POLLOK, TX (KTRE) - It is getting harder for parents to pry their kids away from the TV or computers, but books are flying off the shelves at Central High School. Their librarian may deserve some of the credit.
Librarian Donna Cook is on a mission to teach that reading is more than just books on shelves."Knowing how a teenager makes him or herself into an adult. How they navigate the rough waters and difficulties of teenager life and on the other end, they come out being the person they can be."
Her students at Central High are evidence of her passion. She pushes them to be lifelong learners. Senior Justin McRae said, "She not only encourages us to read by recommending good books. She encourages us to read by giving us the tools to help ourselves pick good books."
Cooks connection with her students was noticed in a big way. She was chosen to an elite group of nine librarians who selected this year's recipient of the highest honor in young adult literature, the Printz Award. "There were about 700 books submitted to us. We read probably close to 50 each. We got together and then just started voting and discussing until finally the best was chosen," Cook said.
Not every book will catch on with every student. "Finding out what you don't want to read is sometimes just as important," said Cook.
The school uses an innovative program called "Reading Counts." It is changing the way students read in the classroom. Senior Fallon Cullum said "It's what you're interested in, not just what a teacher thinks you should read. It's a lot easier to get lost in a book that you picked out."
Cullum once steered clear of the library. Now she's a leader in this new trend."(My friends would ask) what book did you read? Help me check out a book. Help me with my test, I'm going to fail my test. I get that all the time." Cook said, "Students are helping each other choose books and things. I thought, my work is done here."
For Cook, each day brings a new student, a new mind to inspire.
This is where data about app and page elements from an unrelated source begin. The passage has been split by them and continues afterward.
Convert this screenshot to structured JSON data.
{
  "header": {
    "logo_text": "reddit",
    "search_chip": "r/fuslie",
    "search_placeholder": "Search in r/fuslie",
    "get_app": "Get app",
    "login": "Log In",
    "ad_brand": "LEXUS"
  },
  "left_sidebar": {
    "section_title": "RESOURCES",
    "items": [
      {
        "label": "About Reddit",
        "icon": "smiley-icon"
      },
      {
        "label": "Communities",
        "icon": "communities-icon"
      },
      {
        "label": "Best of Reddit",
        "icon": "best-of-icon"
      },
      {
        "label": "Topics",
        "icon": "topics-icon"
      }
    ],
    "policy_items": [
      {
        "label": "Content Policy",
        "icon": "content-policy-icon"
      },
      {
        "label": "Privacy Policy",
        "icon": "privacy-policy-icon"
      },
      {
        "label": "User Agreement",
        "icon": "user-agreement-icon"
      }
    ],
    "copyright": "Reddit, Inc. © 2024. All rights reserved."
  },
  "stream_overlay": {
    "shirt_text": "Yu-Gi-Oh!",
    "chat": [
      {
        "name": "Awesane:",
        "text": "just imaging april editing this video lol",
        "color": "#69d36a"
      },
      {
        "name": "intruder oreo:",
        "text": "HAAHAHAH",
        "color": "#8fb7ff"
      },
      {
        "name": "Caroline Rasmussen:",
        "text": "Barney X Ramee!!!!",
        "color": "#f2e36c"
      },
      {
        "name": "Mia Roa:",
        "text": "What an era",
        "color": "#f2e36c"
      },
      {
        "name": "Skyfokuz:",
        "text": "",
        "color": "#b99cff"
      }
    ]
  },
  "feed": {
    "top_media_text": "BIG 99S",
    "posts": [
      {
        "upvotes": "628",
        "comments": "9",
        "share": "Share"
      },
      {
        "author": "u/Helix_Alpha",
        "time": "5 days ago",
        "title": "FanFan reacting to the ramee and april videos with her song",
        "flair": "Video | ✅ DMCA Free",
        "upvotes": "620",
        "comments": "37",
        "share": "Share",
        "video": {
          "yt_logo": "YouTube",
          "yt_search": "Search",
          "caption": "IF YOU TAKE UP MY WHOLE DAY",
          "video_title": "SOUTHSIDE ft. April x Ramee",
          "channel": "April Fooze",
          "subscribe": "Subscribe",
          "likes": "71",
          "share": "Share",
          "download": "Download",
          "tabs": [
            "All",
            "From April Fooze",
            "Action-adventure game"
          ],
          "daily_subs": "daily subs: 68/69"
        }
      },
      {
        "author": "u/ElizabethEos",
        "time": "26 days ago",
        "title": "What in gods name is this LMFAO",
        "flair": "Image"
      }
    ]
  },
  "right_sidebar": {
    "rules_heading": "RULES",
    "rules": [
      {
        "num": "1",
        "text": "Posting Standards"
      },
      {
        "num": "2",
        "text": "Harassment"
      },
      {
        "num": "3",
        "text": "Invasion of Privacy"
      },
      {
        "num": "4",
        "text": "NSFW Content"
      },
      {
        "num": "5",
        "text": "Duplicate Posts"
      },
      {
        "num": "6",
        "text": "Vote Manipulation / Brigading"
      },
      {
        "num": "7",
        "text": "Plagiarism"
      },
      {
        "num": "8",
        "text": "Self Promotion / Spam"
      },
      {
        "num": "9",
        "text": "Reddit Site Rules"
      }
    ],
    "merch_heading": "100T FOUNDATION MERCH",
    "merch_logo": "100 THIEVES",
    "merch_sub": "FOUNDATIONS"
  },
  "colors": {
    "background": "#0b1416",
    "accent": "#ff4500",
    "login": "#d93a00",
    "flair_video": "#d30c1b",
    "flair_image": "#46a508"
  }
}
Numbers back up the reading trend. Out of 500 students enrolled at Central High, Cook said it is rare if she checks out fewer than 1,000 books in a month.